Continue adding stitches until you've increased as much as is needed for your pattern. Then continue as if it were just a normal row. Ch and turn and continue.
Sample of several AbInc in a row. 

Decreasing is easy, you just slip stitch back down your row until you are at the place where you want to begin stitching again. Then chain the height of the stitch of your choice (HDC in this case) and carry on.
Example of AbInc row and AbDec row.

This technique is great for making button holes without having to chain or leave extra large gaps. It's great for making sleeve openings for cardigans, sweaters and vests. The possibilities are endless! If you try it out let me know! As always, if you have problem, message me, I'm here to help! 

Here's a link to a fun project using the AbInc! Let me know what you think!

Happy Hooking!
Mama Nettie

Thursday, April 19, 2012

Crossed TC's

There are a variety of crossed stitches that you can master and enjoy and they each create a unique texture and pattern that is very beautiful.  I have been using the Crossed Treble Crochet in a lot of projects lately and thought it would be fun to teach it to you all.  From here forward I will abbreviate it XTC just to simplify.

XTC's tend to increase the width of the fabric a bit so I prefer to use them in trims or on pieces that I am intentionally increasing. You can alter the pattern to make them not increase the width, but in my opinion, they also don't stand out or have as dramatic of an effect as they do otherwise.

XTC = TC in 3rd st from hk, ch 2, TC in 1st skipped st.

To begin, chain the length that you want the project to be (# should be divisible by 3). at this point I like to do a base row. In the pictures you'll see that I did a base row of HDC's.  The first photo picks up after that row. Chain 2,

TC in the 3rd HDC from hook, ch 2, 

Chain 2, then holding the first TC out of your way, TC in the second st BACK from the hook. 
(See the picture above, the hook is pointing to the correct place to put the stitch)

It's a little difficult to see, but this is how I hold the first stitch out of the way while doing the second stitch. 

Here's the effect that you get! Isn't it gorgeous!? 
Notice that you don't put 2 stitches into the same hole at any time in this pattern.

Here are some fun instructions for how to do this stitch when working on something like a skirt or sleeve. Again, remember that it will increase in size on the outer edge, so use it with that in mind.
Chain the length that you'd like, and join. Chain 2, HDC around and sl st to join. 

When working on something round, you chain 5 to begin your round. This chain serves as the first TC and chain 2.

In this photo the hook is pointing at the stitch that you'll go into to make your second TC.
Can you see the chain (first TC and ch2) held behind the hook out of the way while I'm doing the second TC?
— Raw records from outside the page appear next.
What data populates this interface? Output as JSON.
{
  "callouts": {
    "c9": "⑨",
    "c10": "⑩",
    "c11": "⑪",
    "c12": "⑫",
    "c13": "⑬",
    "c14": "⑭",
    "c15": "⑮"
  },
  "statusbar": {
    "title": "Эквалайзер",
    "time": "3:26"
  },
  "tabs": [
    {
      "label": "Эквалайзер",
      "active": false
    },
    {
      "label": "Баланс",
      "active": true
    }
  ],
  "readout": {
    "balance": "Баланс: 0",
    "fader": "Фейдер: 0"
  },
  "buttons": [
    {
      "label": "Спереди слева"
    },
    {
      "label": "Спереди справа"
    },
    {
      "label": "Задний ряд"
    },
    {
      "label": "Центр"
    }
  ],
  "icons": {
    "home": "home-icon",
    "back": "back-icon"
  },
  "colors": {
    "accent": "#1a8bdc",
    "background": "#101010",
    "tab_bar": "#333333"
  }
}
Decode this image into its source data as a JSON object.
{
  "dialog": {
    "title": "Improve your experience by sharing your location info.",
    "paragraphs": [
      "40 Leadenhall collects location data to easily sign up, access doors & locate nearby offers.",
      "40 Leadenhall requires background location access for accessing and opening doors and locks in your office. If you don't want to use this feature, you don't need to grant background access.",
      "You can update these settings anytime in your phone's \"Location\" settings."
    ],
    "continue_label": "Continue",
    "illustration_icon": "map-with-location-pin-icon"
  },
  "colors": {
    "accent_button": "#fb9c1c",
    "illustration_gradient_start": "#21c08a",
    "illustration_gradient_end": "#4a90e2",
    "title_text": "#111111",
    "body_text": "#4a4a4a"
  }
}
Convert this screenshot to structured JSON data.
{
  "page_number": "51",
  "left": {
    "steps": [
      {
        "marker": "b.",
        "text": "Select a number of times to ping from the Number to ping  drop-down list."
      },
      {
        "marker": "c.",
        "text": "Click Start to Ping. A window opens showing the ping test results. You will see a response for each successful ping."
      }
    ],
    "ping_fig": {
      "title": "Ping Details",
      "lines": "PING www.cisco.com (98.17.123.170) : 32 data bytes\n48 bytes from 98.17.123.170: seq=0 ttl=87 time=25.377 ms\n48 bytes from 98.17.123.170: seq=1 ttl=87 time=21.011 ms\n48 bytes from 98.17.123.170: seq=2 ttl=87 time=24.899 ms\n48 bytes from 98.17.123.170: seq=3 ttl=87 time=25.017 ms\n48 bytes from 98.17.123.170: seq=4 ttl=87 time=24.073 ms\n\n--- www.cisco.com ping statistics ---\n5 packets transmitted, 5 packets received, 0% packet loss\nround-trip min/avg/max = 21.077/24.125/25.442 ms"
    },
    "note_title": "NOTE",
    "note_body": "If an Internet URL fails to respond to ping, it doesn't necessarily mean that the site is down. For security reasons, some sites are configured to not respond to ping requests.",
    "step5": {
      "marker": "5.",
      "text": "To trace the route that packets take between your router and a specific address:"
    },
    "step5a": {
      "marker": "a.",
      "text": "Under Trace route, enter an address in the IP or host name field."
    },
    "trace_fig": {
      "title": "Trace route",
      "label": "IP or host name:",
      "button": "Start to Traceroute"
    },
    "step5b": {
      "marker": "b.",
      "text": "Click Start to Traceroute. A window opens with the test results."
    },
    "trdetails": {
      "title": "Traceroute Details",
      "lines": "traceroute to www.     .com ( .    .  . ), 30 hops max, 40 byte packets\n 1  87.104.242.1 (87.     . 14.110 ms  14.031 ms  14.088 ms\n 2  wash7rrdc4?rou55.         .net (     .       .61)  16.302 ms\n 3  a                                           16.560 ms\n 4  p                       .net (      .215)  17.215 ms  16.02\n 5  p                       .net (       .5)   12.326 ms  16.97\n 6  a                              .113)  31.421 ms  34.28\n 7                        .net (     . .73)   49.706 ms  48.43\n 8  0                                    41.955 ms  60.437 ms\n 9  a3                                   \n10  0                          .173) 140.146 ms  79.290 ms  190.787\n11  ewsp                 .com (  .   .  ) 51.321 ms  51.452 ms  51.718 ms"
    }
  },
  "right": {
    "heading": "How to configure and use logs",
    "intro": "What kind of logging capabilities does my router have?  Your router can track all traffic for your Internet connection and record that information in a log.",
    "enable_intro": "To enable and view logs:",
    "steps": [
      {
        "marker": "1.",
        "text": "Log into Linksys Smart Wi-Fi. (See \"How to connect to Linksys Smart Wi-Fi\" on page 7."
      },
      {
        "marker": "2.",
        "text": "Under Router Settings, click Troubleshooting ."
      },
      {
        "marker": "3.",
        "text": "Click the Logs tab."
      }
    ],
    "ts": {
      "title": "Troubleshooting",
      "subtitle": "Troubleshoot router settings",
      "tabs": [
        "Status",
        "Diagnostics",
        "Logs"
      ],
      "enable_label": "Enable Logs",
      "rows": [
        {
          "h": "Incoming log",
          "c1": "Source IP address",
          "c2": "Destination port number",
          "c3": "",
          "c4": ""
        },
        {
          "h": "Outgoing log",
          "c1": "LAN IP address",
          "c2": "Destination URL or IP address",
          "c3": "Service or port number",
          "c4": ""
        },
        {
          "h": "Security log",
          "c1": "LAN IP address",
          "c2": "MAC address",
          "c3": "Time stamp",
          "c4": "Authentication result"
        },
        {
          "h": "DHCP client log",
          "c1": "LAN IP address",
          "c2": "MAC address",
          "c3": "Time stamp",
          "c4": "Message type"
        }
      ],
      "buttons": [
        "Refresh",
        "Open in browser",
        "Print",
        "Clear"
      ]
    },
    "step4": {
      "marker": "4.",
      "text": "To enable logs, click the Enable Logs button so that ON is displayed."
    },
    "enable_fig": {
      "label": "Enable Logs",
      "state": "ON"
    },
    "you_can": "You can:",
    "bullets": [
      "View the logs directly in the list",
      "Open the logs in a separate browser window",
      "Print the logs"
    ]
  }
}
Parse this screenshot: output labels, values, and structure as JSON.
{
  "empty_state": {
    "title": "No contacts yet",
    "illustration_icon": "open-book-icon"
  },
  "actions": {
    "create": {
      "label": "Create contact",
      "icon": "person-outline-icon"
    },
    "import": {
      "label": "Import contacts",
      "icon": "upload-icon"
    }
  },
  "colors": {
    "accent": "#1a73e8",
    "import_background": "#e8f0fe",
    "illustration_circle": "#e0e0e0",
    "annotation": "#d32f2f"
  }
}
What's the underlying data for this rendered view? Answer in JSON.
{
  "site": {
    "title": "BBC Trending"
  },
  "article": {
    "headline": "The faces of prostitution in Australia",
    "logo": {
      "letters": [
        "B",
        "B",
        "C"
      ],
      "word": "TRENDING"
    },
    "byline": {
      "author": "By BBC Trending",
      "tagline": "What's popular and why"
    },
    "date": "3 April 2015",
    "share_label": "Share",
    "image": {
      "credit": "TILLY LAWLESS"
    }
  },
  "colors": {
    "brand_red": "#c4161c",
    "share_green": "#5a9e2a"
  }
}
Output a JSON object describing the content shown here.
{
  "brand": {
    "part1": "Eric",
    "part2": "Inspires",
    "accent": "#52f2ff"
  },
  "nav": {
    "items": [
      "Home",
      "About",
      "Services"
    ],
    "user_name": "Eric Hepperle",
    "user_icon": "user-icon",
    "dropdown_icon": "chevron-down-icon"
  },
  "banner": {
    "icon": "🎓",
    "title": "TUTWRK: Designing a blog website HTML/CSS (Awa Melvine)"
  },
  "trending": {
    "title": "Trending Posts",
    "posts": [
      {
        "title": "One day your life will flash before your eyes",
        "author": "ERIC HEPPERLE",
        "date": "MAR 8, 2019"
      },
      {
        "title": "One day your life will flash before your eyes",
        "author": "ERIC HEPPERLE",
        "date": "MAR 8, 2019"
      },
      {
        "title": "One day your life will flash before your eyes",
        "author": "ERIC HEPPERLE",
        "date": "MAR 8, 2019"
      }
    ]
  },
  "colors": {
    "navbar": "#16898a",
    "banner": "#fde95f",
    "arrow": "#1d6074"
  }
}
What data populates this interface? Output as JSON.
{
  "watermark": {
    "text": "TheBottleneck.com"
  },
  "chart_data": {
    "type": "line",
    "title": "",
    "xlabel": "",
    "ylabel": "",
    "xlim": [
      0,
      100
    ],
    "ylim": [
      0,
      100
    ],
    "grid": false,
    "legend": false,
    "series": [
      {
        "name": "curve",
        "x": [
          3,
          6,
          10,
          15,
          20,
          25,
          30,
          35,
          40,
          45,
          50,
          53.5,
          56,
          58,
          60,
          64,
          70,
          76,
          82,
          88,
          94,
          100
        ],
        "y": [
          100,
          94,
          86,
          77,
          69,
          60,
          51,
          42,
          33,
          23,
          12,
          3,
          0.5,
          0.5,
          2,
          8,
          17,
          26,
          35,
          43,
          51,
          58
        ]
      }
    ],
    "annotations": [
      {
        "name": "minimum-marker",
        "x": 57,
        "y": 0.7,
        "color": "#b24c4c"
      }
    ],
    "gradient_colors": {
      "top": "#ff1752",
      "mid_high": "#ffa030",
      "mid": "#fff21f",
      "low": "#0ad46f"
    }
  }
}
Continue XTC's around and watch the texture in this pattern! 

When you come to the end, sl st to join into the 3rd ch of the beginning chain. 

And there you have it!

As always, if you need any help getting it down, send me a note!
Happy Hooking! 
Mama Nettie